Excerpts from an interface dataset:
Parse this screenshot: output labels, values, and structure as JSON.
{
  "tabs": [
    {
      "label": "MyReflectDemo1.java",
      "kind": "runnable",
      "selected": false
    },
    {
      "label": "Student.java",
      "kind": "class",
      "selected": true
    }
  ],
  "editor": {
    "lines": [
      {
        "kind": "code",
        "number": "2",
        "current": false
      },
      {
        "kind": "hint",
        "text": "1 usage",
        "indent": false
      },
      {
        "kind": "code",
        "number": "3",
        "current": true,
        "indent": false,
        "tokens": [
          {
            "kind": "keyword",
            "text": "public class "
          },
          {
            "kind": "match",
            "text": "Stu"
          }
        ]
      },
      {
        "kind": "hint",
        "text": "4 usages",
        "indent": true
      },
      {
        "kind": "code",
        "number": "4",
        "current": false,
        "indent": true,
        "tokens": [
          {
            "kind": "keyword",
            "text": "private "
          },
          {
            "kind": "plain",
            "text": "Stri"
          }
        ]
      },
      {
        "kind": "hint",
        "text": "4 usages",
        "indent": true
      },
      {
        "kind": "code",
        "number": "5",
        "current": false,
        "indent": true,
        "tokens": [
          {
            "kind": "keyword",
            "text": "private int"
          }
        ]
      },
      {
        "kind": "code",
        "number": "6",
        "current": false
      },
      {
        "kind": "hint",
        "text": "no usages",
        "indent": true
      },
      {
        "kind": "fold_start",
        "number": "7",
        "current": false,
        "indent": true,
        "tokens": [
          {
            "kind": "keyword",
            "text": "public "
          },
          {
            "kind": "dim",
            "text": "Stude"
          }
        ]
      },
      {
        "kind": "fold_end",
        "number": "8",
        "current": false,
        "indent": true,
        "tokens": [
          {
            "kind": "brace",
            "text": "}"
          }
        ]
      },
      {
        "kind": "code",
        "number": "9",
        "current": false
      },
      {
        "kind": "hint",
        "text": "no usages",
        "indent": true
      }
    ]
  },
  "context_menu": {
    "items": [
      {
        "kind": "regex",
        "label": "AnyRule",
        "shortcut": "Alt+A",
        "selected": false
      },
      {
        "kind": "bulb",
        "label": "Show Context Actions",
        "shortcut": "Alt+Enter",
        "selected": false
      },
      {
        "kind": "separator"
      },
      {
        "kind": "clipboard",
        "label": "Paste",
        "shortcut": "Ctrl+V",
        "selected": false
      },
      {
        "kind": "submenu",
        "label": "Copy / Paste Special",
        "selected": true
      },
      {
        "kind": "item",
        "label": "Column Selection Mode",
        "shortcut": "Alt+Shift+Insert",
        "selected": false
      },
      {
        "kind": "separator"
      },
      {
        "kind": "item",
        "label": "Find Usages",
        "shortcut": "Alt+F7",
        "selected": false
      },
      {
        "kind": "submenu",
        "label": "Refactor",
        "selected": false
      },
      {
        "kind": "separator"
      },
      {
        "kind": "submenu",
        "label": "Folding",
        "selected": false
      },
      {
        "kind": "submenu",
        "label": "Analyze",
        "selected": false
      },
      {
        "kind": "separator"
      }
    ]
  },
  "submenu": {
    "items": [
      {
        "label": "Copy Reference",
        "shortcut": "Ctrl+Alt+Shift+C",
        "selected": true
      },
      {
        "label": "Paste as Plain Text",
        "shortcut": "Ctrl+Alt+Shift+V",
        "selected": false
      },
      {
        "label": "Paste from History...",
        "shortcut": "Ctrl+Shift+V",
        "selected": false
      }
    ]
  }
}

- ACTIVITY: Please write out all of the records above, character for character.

- THE COMPLETED TASK:
Parse this screenshot: output labels, values, and structure as JSON.
{
  "tabs": [
    {
      "label": "MyReflectDemo1.java",
      "kind": "runnable",
      "selected": false
    },
    {
      "label": "Student.java",
      "kind": "class",
      "selected": true
    }
  ],
  "editor": {
    "lines": [
      {
        "kind": "code",
        "number": "2",
        "current": false
      },
      {
        "kind": "hint",
        "text": "1 usage",
        "indent": false
      },
      {
        "kind": "code",
        "number": "3",
        "current": true,
        "indent": false,
        "tokens": [
          {
            "kind": "keyword",
            "text": "public class "
          },
          {
            "kind": "match",
            "text": "Stu"
          }
        ]
      },
      {
        "kind": "hint",
        "text": "4 usages",
        "indent": true
      },
      {
        "kind": "code",
        "number": "4",
        "current": false,
        "indent": true,
        "tokens": [
          {
            "kind": "keyword",
            "text": "private "
          },
          {
            "kind": "plain",
            "text": "Stri"
          }
        ]
      },
      {
        "kind": "hint",
        "text": "4 usages",
        "indent": true
      },
      {
        "kind": "code",
        "number": "5",
        "current": false,
        "indent": true,
        "tokens": [
          {
            "kind": "keyword",
            "text": "private int"
          }
        ]
      },
      {
        "kind": "code",
        "number": "6",
        "current": false
      },
      {
        "kind": "hint",
        "text": "no usages",
        "indent": true
      },
      {
        "kind": "fold_start",
        "number": "7",
        "current": false,
        "indent": true,
        "tokens": [
          {
            "kind": "keyword",
            "text": "public "
          },
          {
            "kind": "dim",
            "text": "Stude"
          }
        ]
      },
      {
        "kind": "fold_end",
        "number": "8",
        "current": false,
        "indent": true,
        "tokens": [
          {
            "kind": "brace",
            "text": "}"
          }
        ]
      },
      {
        "kind": "code",
        "number": "9",
        "current": false
      },
      {
        "kind": "hint",
        "text": "no usages",
        "indent": true
      }
    ]
  },
  "context_menu": {
    "items": [
      {
        "kind": "regex",
        "label": "AnyRule",
        "shortcut": "Alt+A",
        "selected": false
      },
      {
        "kind": "bulb",
        "label": "Show Context Actions",
        "shortcut": "Alt+Enter",
        "selected": false
      },
      {
        "kind": "separator"
      },
      {
        "kind": "clipboard",
        "label": "Paste",
        "shortcut": "Ctrl+V",
        "selected": false
      },
      {
        "kind": "submenu",
        "label": "Copy / Paste Special",
        "selected": true
      },
      {
        "kind": "item",
        "label": "Column Selection Mode",
        "shortcut": "Alt+Shift+Insert",
        "selected": false
      },
      {
        "kind": "separator"
      },
      {
        "kind": "item",
        "label": "Find Usages",
        "shortcut": "Alt+F7",
        "selected": false
      },
      {
        "kind": "submenu",
        "label": "Refactor",
        "selected": false
      },
      {
        "kind": "separator"
      },
      {
        "kind": "submenu",
        "label": "Folding",
        "selected": false
      },
      {
        "kind": "submenu",
        "label": "Analyze",
        "selected": false
      },
      {
        "kind": "separator"
      }
    ]
  },
  "submenu": {
    "items": [
      {
        "label": "Copy Reference",
        "shortcut": "Ctrl+Alt+Shift+C",
        "selected": true
      },
      {
        "label": "Paste as Plain Text",
        "shortcut": "Ctrl+Alt+Shift+V",
        "selected": false
      },
      {
        "label": "Paste from History...",
        "shortcut": "Ctrl+Shift+V",
        "selected": false
      }
    ]
  }
}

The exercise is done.